I wonder about writers that make stuff up. There’s so much stuff in everyday life. This is a real conversation that happened last week with a real business owner. I thought about making this an e-book, but didn’t feel like building a landing page, etc. If you want more or have questions, let me know. I also thought about publishing this as an original/exclusive on the Customer Collective, but they can edit my content and I don’t want them to edit this post. Enjoy!
This particular business owner happened to be in the floor covering business and wants to increase the retail traffic to his store. He’s been in business for several years and working in the industry even longer. He’s a Hubspot customer and recently worked with a marketing agency for several months, but business didn’t grow.

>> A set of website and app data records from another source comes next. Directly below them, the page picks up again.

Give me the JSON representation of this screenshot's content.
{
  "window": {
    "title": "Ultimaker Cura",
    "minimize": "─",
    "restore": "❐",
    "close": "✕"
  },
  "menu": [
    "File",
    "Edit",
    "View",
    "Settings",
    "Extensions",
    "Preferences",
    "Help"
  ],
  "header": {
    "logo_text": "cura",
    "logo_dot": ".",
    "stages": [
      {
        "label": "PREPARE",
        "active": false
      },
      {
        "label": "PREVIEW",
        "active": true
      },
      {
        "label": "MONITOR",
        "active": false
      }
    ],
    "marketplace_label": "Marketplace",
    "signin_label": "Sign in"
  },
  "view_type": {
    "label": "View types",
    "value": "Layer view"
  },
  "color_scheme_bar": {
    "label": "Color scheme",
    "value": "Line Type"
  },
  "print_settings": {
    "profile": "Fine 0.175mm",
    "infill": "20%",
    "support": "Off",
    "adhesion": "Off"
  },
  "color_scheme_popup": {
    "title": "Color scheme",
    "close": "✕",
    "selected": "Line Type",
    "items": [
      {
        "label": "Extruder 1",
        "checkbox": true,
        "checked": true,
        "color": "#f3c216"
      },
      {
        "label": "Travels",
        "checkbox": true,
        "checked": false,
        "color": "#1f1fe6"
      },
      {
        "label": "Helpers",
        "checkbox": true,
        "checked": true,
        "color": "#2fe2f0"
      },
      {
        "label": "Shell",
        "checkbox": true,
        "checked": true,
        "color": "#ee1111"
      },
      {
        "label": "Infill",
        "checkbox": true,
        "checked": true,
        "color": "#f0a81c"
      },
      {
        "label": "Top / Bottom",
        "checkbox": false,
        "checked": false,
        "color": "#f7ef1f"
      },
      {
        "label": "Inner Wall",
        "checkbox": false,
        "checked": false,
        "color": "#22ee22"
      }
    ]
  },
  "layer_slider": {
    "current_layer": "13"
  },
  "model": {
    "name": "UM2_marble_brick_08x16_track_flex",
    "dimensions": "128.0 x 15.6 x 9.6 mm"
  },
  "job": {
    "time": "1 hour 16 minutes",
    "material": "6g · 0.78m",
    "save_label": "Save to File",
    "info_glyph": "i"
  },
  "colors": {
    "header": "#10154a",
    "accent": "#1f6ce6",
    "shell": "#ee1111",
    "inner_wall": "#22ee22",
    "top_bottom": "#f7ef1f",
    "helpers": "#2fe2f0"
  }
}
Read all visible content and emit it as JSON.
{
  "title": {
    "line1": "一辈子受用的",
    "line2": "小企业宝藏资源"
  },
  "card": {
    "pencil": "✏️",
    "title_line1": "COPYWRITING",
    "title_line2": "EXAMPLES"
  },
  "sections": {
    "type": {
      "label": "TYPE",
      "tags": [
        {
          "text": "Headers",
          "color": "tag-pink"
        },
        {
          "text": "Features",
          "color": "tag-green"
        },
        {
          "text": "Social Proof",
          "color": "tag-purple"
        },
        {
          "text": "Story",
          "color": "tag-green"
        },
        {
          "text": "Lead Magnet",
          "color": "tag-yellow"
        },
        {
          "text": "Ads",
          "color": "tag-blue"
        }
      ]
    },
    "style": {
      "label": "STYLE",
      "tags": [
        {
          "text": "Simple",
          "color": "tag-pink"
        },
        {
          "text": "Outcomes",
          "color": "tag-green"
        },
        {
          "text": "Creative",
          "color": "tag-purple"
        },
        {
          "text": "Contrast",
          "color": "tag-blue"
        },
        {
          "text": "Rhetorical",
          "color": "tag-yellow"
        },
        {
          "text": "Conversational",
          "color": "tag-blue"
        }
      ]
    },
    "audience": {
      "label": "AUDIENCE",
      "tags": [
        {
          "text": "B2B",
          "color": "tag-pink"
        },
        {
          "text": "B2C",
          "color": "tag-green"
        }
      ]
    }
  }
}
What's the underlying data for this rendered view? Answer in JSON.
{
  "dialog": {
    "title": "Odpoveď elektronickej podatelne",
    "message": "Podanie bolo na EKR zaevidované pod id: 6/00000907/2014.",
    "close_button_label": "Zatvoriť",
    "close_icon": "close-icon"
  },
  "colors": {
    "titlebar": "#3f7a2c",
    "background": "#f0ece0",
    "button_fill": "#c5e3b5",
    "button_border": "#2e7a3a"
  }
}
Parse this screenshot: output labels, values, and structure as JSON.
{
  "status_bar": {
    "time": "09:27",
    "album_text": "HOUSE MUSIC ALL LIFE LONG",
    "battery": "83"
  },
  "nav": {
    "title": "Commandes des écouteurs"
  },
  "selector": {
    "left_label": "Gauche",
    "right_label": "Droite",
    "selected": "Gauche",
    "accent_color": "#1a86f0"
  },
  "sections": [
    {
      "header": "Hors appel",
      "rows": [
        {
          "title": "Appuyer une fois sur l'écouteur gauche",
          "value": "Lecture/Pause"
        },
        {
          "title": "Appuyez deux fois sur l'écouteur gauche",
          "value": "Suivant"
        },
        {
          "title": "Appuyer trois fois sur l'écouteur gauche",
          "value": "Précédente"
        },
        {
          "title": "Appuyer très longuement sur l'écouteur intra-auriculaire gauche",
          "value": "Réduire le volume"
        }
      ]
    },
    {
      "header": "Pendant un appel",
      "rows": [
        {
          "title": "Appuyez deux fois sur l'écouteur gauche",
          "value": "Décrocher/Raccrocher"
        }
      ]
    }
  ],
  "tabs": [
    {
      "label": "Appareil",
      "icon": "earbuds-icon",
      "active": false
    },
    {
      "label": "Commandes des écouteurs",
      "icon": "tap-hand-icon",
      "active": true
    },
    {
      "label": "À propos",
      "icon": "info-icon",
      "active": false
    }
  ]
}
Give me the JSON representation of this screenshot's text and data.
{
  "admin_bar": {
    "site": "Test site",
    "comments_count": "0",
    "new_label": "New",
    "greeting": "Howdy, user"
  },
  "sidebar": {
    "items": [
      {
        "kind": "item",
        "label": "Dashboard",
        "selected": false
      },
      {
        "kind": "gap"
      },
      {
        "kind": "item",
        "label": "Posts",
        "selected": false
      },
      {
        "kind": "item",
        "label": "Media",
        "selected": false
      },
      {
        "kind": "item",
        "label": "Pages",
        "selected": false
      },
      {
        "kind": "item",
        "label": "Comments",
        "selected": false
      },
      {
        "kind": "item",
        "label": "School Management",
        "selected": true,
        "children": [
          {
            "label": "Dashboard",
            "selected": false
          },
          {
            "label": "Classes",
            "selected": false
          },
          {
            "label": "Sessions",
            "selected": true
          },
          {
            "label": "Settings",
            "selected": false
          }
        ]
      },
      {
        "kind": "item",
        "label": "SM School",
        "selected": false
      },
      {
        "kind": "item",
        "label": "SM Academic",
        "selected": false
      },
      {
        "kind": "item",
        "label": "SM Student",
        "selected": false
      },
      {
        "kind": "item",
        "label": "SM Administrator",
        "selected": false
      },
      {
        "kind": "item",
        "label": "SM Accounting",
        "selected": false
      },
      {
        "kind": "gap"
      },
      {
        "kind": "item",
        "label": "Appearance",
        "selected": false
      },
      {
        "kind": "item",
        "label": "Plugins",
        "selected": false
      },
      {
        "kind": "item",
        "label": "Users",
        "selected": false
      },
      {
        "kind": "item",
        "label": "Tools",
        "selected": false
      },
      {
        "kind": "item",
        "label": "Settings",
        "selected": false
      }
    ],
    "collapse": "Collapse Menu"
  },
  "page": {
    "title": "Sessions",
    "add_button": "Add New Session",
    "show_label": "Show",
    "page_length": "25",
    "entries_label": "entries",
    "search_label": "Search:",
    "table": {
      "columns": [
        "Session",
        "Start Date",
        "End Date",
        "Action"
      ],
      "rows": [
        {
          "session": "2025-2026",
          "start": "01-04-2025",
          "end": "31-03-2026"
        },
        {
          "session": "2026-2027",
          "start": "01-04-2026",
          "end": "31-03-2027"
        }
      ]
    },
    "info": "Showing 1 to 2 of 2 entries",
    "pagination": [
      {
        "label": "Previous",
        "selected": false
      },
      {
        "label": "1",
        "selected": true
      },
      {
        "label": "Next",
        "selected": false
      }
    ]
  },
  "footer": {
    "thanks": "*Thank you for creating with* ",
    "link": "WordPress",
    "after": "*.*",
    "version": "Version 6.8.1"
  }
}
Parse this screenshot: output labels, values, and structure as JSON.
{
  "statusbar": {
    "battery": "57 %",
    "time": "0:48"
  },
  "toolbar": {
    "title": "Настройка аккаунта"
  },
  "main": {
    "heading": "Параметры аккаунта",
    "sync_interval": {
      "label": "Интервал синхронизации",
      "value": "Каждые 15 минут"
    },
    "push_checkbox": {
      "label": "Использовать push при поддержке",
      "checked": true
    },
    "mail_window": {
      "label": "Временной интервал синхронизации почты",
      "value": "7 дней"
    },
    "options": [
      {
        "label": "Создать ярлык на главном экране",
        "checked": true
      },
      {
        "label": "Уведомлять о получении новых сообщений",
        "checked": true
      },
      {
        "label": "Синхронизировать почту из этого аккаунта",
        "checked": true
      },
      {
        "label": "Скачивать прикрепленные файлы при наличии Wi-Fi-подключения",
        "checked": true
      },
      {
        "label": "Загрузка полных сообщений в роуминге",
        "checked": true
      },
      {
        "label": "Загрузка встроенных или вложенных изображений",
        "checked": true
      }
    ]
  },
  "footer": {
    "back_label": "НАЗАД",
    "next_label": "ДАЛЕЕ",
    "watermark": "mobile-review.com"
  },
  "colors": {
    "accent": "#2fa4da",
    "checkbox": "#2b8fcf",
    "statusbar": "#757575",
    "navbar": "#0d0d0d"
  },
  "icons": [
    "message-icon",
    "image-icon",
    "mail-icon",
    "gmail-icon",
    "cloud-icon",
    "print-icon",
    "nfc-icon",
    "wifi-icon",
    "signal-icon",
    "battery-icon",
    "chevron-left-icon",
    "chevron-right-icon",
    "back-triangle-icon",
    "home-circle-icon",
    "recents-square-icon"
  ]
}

I asked a lot of questions. Some he answered fairly freely. Sometimes he resisted. There were some meaningful exchanges. One series of questions centered around what’s working? He was spending money on Yellow Pages, Yellow Book, newspaper, building signage, and various other traditional advertising media in addition to inbound marketing. When I asked him where his business was coming from, he got indignant and asked me if I had ever run a business and when I did, did I know where every piece of business came from. When I answered, yes and yes, he was pretty sure that I was lying because he wasn’t able to determine his sources, so he assumed that I couldn’t.
So, Thing #1 is keep track of your time and money and the results that you get. You’ve only got so much money. I’d want to know how many customers and how many dollars I got from every dollar that I spent so that I knew what generated my best return, which was the worst and every one in between. Don’t forget your time! Writing blog posts, analyzing data, tweeting, optimizing, learning, etc. may be your smallest money investment, but it may make be your largest time investment. So, it’s important to track your time and be aware of the opportunity cost of your time investment.
Thing #2 is to use the data to re-distribute your investments. You invest in advertising, promotion, etc. to generate leads. If you know how many customers and how many dollars each investment yields per dollar of investment, all other things being equal, why would you continue making the smaller yield investment? Why not stop the smaller yield investment and put it into the investment with the best yield?
Finally, thing #3 is to use the data to maximize the conversion of your leads to dollars. In the first two points we talked about how many customers and how many dollars each source yielded, but if one source yields a $100 per lead and another source yields $1,000 per lead, aren’t you curious why? Do you really think it’s the source’s fault? If your sources are generating different dollars per lead, that may not be a source problem. That may be a symptom that your sales and marketing processes are misaligned. You’re not selling the way your customer wants to buy. Selling in the 21st Century requires total integration of your marketing and sales process. It takes twelve weeks, but at the end of twelve weeks, you’ll know how to maximize the return on your marketing investment. Click here or here.